Airlines and hotels, in particular, are already coming up with new sanitation guidelines which include more frequent cleanings, hospital-grade sanitizing procedures, limited personal services, constant cleaning of community-touch areas, and increasing the supply of disinfectants and sanitizers for passengers and guests.
Since March 31st of this year, hotel rates have seen a massive decline in bookings and price which is likely to continue until the end of May. It is expected that hotel rates from March to May will decline by 30% since occupancy will decline by 20-40% during that same period.
This steep discount is likely to continue well after the pandemic starts leveling off given the fact that hotel rates remained low a long time after past crises, like the 911 attacks and the credit crisis and recession of 2007-2009.
These low hotel rates are not expected to put the hotel industry in serious long-term jeopardy. Even if ownership of name-brand hotels changes during the crisis and its aftermath, hotels will eventually come back to normal prices and profitability.
There is no doubt that there are going to be severe global economic repercussions equated to the COVID-19 virus. The UN expects the global economy to shrink one percent this year (2020) due to the corona pandemic. In short, countries will be making less money, so their people will be making less money. This is exactly why it makes little sense for airlines to increase their fare prices to try and make up for what they lost, especially when they want people to start flying again as soon as they are allowed to.
Airlines across the globe will most likely slash their prices drastically as well as sell fewer seats to entice passengers to start flying as before. The lower prices won’t scare off those who are already suffering the economic setback due to COVID-19, and the emptier airplane will give passengers a sense of safety as they can maintain social distance during their flight.
As it stands right now, travel experts believe business people will comprise the majority of airline travelers first, followed by domestic, and then international leisure travelers.
Hotel Rooms Over Rentals
If it is going to take some time for hotels to return to their former glory, it will take even longer for vacation rentals to do the same.

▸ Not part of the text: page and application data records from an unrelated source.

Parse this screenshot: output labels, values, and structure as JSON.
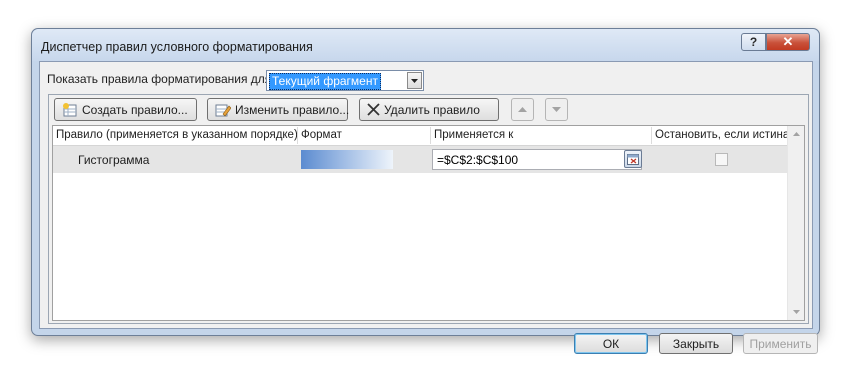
{
  "window": {
    "title": "Диспетчер правил условного форматирования",
    "help_label": "?",
    "close_label": "✕"
  },
  "filter": {
    "label": "Показать правила форматирования для:",
    "selected": "Текущий фрагмент"
  },
  "toolbar": {
    "create_label": "Создать правило...",
    "edit_label": "Изменить правило...",
    "delete_label": "Удалить правило"
  },
  "table": {
    "columns": [
      "Правило (применяется в указанном порядке)",
      "Формат",
      "Применяется к",
      "Остановить, если истина"
    ],
    "rows": [
      {
        "rule": "Гистограмма",
        "applies_to": "=$C$2:$C$100",
        "stop_if_true": false
      }
    ]
  },
  "buttons": {
    "ok": "ОК",
    "close": "Закрыть",
    "apply": "Применить"
  },
  "colors": {
    "selection": "#3399ff",
    "databar_start": "#5b8bd0",
    "frame": "#c4d5ea",
    "close_button": "#c9513a"
  }
}
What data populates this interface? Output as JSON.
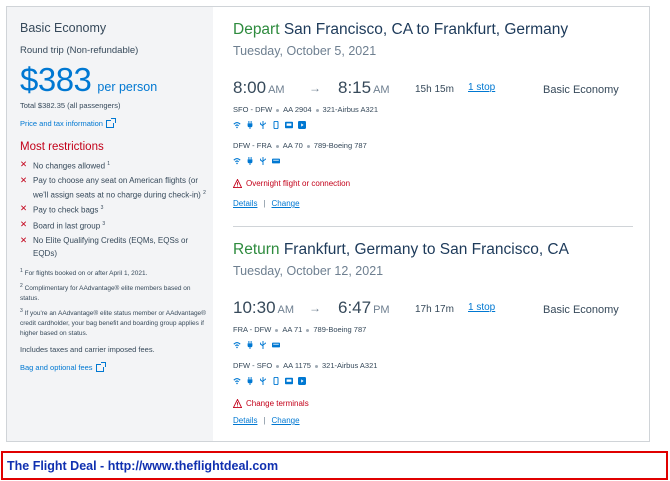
{
  "sidebar": {
    "fare_name": "Basic Economy",
    "trip_type": "Round trip (Non-refundable)",
    "price": "$383",
    "price_unit": "per person",
    "total": "Total $382.35 (all passengers)",
    "price_tax_link": "Price and tax information",
    "restrictions_title": "Most restrictions",
    "restrictions": [
      {
        "text": "No changes allowed",
        "sup": "1"
      },
      {
        "text": "Pay to choose any seat on American flights (or we'll assign seats at no charge during check-in)",
        "sup": "2"
      },
      {
        "text": "Pay to check bags",
        "sup": "3"
      },
      {
        "text": "Board in last group",
        "sup": "3"
      },
      {
        "text": "No Elite Qualifying Credits (EQMs, EQSs or EQDs)",
        "sup": ""
      }
    ],
    "footnotes": [
      {
        "sup": "1",
        "text": "For flights booked on or after April 1, 2021."
      },
      {
        "sup": "2",
        "text": "Complimentary for AAdvantage® elite members based on status."
      },
      {
        "sup": "3",
        "text": "If you're an AAdvantage® elite status member or AAdvantage® credit cardholder, your bag benefit and boarding group applies if higher based on status."
      }
    ],
    "includes": "Includes taxes and carrier imposed fees.",
    "bag_link": "Bag and optional fees"
  },
  "depart": {
    "direction": "Depart",
    "route": "San Francisco, CA to Frankfurt, Germany",
    "date": "Tuesday, October 5, 2021",
    "dep_time": "8:00",
    "dep_ampm": "AM",
    "arrow": "→",
    "arr_time": "8:15",
    "arr_ampm": "AM",
    "duration": "15h 15m",
    "stops": "1 stop",
    "cabin": "Basic Economy",
    "segments": [
      {
        "route": "SFO - DFW",
        "flight": "AA 2904",
        "aircraft": "321-Airbus A321"
      },
      {
        "route": "DFW - FRA",
        "flight": "AA 70",
        "aircraft": "789-Boeing 787"
      }
    ],
    "warning": "Overnight flight or connection",
    "details": "Details",
    "change": "Change",
    "separator": "|"
  },
  "return": {
    "direction": "Return",
    "route": "Frankfurt, Germany to San Francisco, CA",
    "date": "Tuesday, October 12, 2021",
    "dep_time": "10:30",
    "dep_ampm": "AM",
    "arrow": "→",
    "arr_time": "6:47",
    "arr_ampm": "PM",
    "duration": "17h 17m",
    "stops": "1 stop",
    "cabin": "Basic Economy",
    "segments": [
      {
        "route": "FRA - DFW",
        "flight": "AA 71",
        "aircraft": "789-Boeing 787"
      },
      {
        "route": "DFW - SFO",
        "flight": "AA 1175",
        "aircraft": "321-Airbus A321"
      }
    ],
    "warning": "Change terminals",
    "details": "Details",
    "change": "Change",
    "separator": "|"
  },
  "footer": {
    "text": "The Flight Deal - http://www.theflightdeal.com"
  },
  "colors": {
    "accent_blue": "#0078d2",
    "depart_green": "#2e8b3e",
    "restriction_red": "#c30019",
    "footer_border": "#e00000",
    "footer_text": "#1030b0"
  },
  "icons": [
    "wifi-icon",
    "power-icon",
    "usb-icon",
    "device-icon",
    "tv-icon",
    "entertainment-icon",
    "meal-icon",
    "external-link-icon",
    "warning-icon",
    "close-x-icon"
  ]
}
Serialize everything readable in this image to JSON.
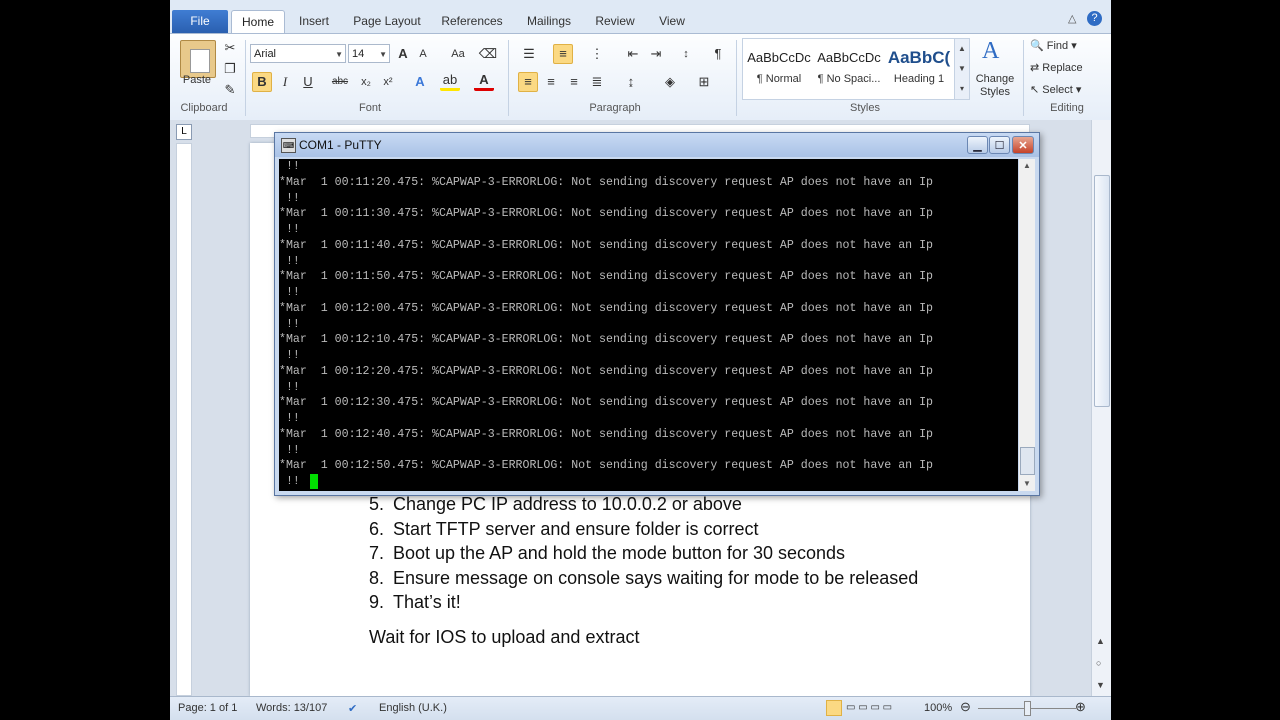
{
  "ribbon": {
    "tabs": [
      "File",
      "Home",
      "Insert",
      "Page Layout",
      "References",
      "Mailings",
      "Review",
      "View"
    ],
    "font_name": "Arial",
    "font_size": "14",
    "paste_label": "Paste",
    "clipboard_label": "Clipboard",
    "font_label": "Font",
    "paragraph_label": "Paragraph",
    "styles_label": "Styles",
    "editing_label": "Editing",
    "styles": [
      {
        "sample": "AaBbCcDc",
        "name": "¶ Normal"
      },
      {
        "sample": "AaBbCcDc",
        "name": "¶ No Spaci..."
      },
      {
        "sample": "AaBbC(",
        "name": "Heading 1"
      }
    ],
    "change_styles_line1": "Change",
    "change_styles_line2": "Styles",
    "find_label": "Find",
    "replace_label": "Replace",
    "select_label": "Select"
  },
  "putty": {
    "title": "COM1 - PuTTY",
    "log_lines": [
      " !!",
      "*Mar  1 00:11:20.475: %CAPWAP-3-ERRORLOG: Not sending discovery request AP does not have an Ip",
      " !!",
      "*Mar  1 00:11:30.475: %CAPWAP-3-ERRORLOG: Not sending discovery request AP does not have an Ip",
      " !!",
      "*Mar  1 00:11:40.475: %CAPWAP-3-ERRORLOG: Not sending discovery request AP does not have an Ip",
      " !!",
      "*Mar  1 00:11:50.475: %CAPWAP-3-ERRORLOG: Not sending discovery request AP does not have an Ip",
      " !!",
      "*Mar  1 00:12:00.475: %CAPWAP-3-ERRORLOG: Not sending discovery request AP does not have an Ip",
      " !!",
      "*Mar  1 00:12:10.475: %CAPWAP-3-ERRORLOG: Not sending discovery request AP does not have an Ip",
      " !!",
      "*Mar  1 00:12:20.475: %CAPWAP-3-ERRORLOG: Not sending discovery request AP does not have an Ip",
      " !!",
      "*Mar  1 00:12:30.475: %CAPWAP-3-ERRORLOG: Not sending discovery request AP does not have an Ip",
      " !!",
      "*Mar  1 00:12:40.475: %CAPWAP-3-ERRORLOG: Not sending discovery request AP does not have an Ip",
      " !!",
      "*Mar  1 00:12:50.475: %CAPWAP-3-ERRORLOG: Not sending discovery request AP does not have an Ip",
      " !!"
    ]
  },
  "document": {
    "steps": [
      {
        "num": "5.",
        "text": "Change PC IP address to 10.0.0.2 or above"
      },
      {
        "num": "6.",
        "text": "Start TFTP server and ensure folder is correct"
      },
      {
        "num": "7.",
        "text": "Boot up the AP and hold the mode button for 30 seconds"
      },
      {
        "num": "8.",
        "text": "Ensure message on console says waiting for mode to be released"
      },
      {
        "num": "9.",
        "text": "That’s it!"
      }
    ],
    "footer_paragraph": "Wait for IOS to upload and extract"
  },
  "status": {
    "page": "Page: 1 of 1",
    "words": "Words: 13/107",
    "language": "English (U.K.)",
    "zoom": "100%"
  }
}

The fact is that hotel chains will be in a better position to regulate and maintain safety and cleanliness standards than Airbnb rentals will.
Guests are going to feel safer knowing that their hotel room has been cleaned and sanitized according to standardized guidelines. The pandemic will still be fresh in travelers’ and tourists’ minds and therefore the better communicator is going to get their business.
Since hotel chains will have more of an advertising budget than vacation rental owners, they will be able to market their cleaning and safety measures to the masses and therefore gain more market share than their alternative lodging competitors. More market share means more bookings and quicker recovery time.
Fewer Airline Fees and More Flexible Bookings
Along with lower fares and emptier seats, airlines will probably reduce or eliminate cancellation and change fees, as well as offer more flexible options for bookings and re-bookings for some time until the world gets acquainted with airline travel and new safety guidelines and rules.
The more flexible, less stringent nature of their approach will be spurred on by their desire to get things back on track and people flying as regularly as before. If all goes well, they will more than likely reinstate their former fees and become more stringent with their re-bookings sometime by the middle of next year (2021).
Travel and tourism industries have indeed taken a hit due to the current pandemic. However, they have both already begun to adjust and start implementing safety standards that meet international and national safety guidelines along with planning to lower travel and lodging rates to encourage business once again. If there is an industry that can bounce back quickly from the current pandemic, it is travel and tourism. They have done it many times in the past and are in a great position to do it again.